A pioneering broadcast engineer and digital TV innovator known for stints at such companies as Tektronix and the Advanced Television Test Center (ATTC), which closed in September 2003, has passed away.
Charles W. “Charlie” Rhodes, who received the 1996 NAB TV Engineering Achievement Award, died Tuesday (3/20) after suffering a severe hip fracture on March 14. He was 88 years old.
In a statement released from Capitol Hill, where he is monitoring Congressional action on an omnibus bill that just passed in the House of Representatives with a 256-167 vote, NAB EVP/Communications Dennis Wharton said, “NAB is mourning the loss of one of television’s great engineers. Charlie had a tremendous role in leading the transition from the analog system of the 1950s to the digital television system we know today. NAB has continued to support his important work on spectrum sharing as television moves towards the Next Generation.”
Rhodes was chief scientist of the ATTC from 1988 through 1995.
He first became known for his many years at Tektronix. He started at the company in 1956 and exited in 1982, as chief engineer of the Television Engineering Division. The RFA 300 8VSB measurement set is largely thanks to Rhodes’ efforts.

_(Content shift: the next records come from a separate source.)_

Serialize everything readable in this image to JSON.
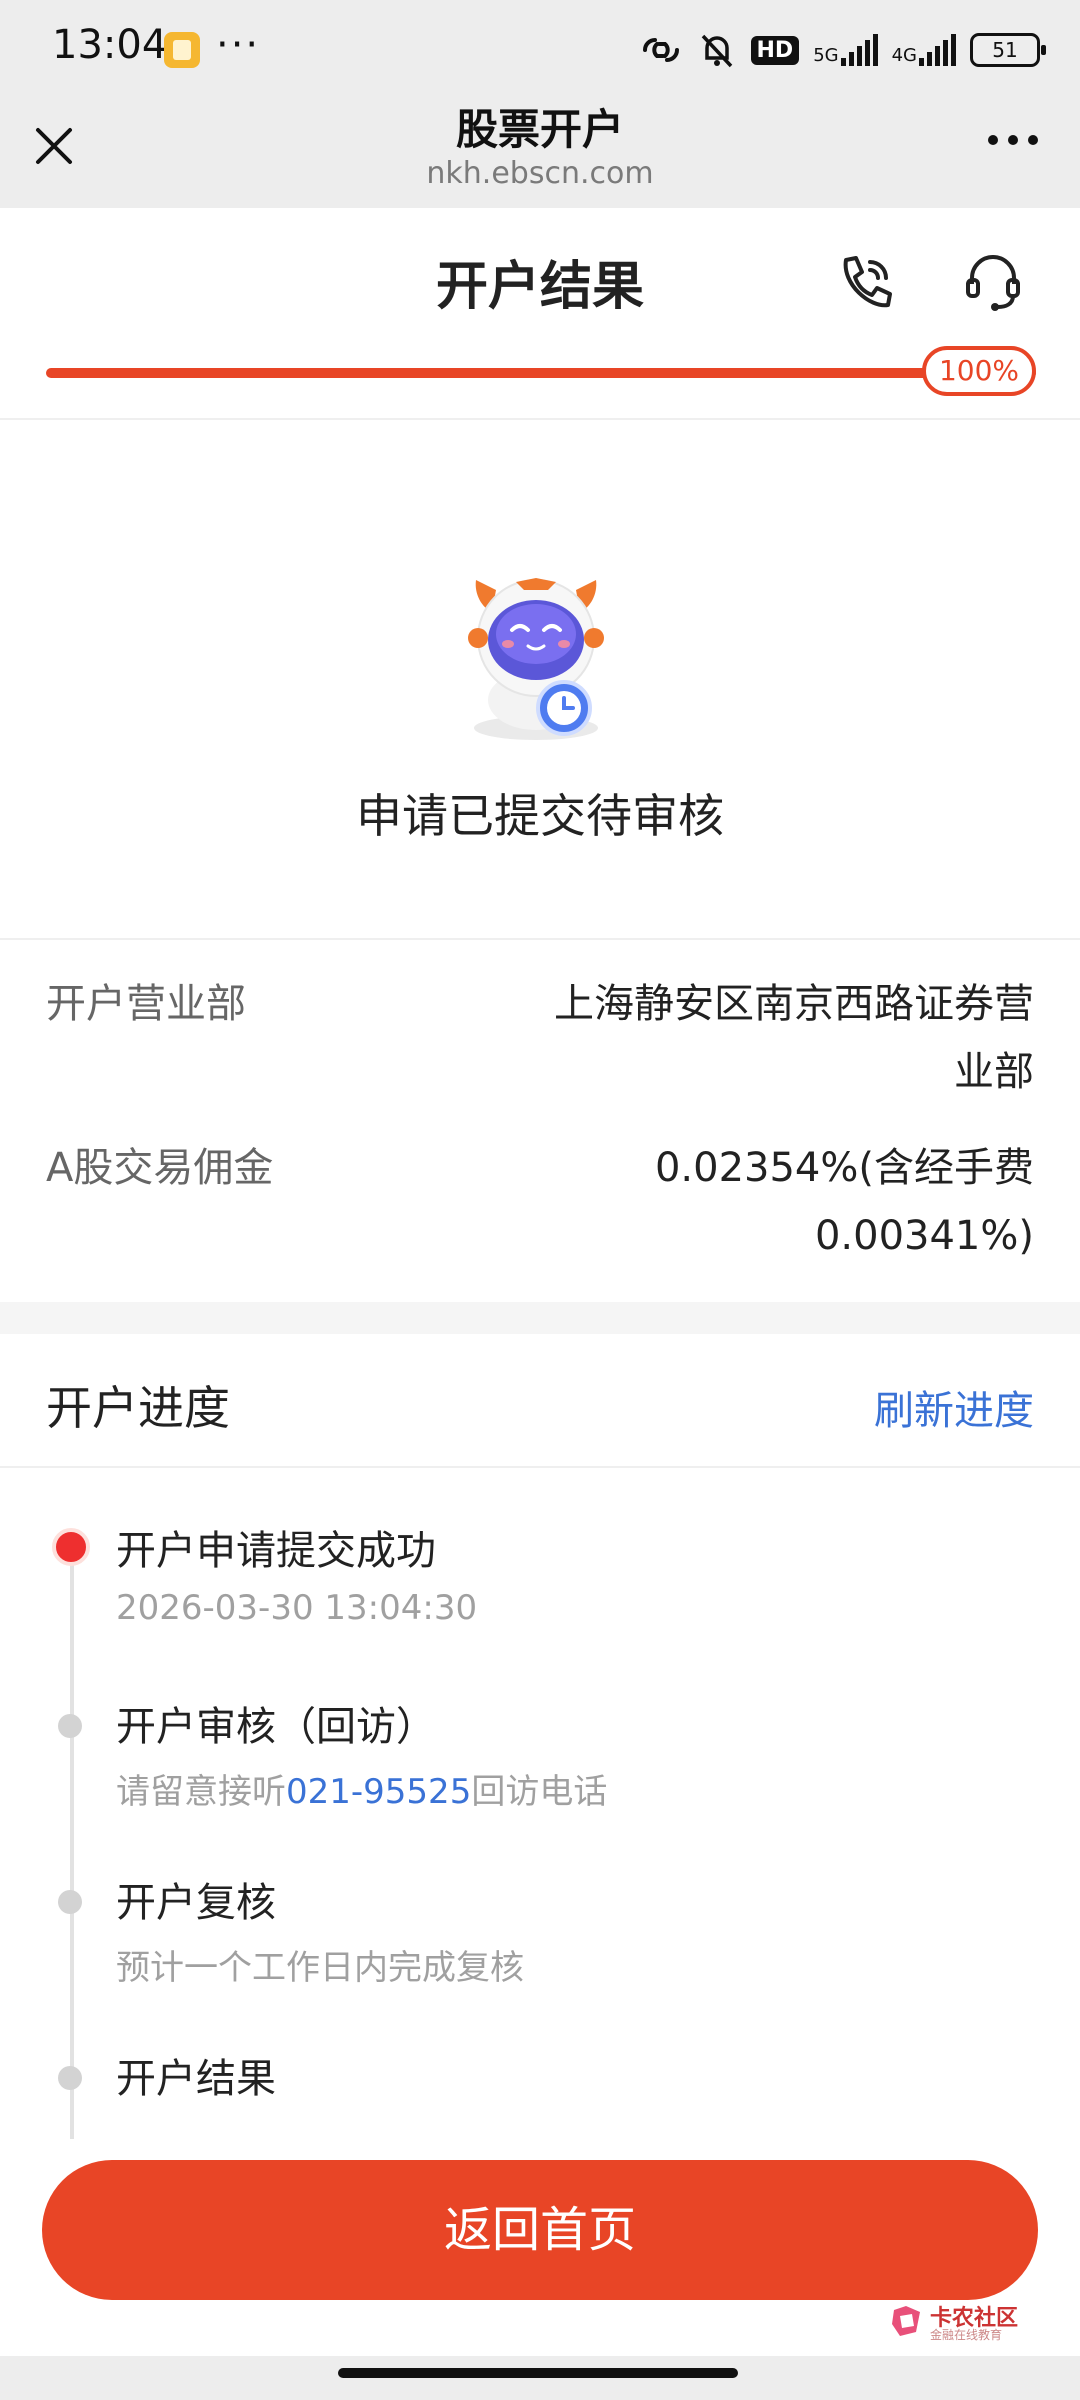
{
  "status_bar": {
    "time": "13:04",
    "dots": "···",
    "hd_label": "HD",
    "net1_label": "5G",
    "net2_label": "4G",
    "battery": "51"
  },
  "nav": {
    "title": "股票开户",
    "url": "nkh.ebscn.com"
  },
  "header": {
    "title": "开户结果",
    "progress_fraction": 1.0,
    "progress_label": "100%"
  },
  "result": {
    "status_text": "申请已提交待审核"
  },
  "info": {
    "rows": [
      {
        "label": "开户营业部",
        "value": "上海静安区南京西路证券营业部"
      },
      {
        "label": "A股交易佣金",
        "value": "0.02354%(含经手费0.00341%)"
      }
    ]
  },
  "progress_section": {
    "title": "开户进度",
    "refresh_label": "刷新进度",
    "steps": [
      {
        "title": "开户申请提交成功",
        "sub": "2026-03-30 13:04:30"
      },
      {
        "title": "开户审核（回访）",
        "sub_prefix": "请留意接听",
        "sub_link": "021-95525",
        "sub_suffix": "回访电话"
      },
      {
        "title": "开户复核",
        "sub": "预计一个工作日内完成复核"
      },
      {
        "title": "开户结果"
      }
    ]
  },
  "footer": {
    "home_button": "返回首页"
  },
  "watermark": {
    "text": "卡农社区",
    "sub": "金融在线教育"
  },
  "colors": {
    "accent": "#e84526",
    "link": "#3a72d6",
    "active_dot": "#ee2f2f"
  }
}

Rhodes also worked for Scientific Atlanta and Philips Laboratories during the 1980s.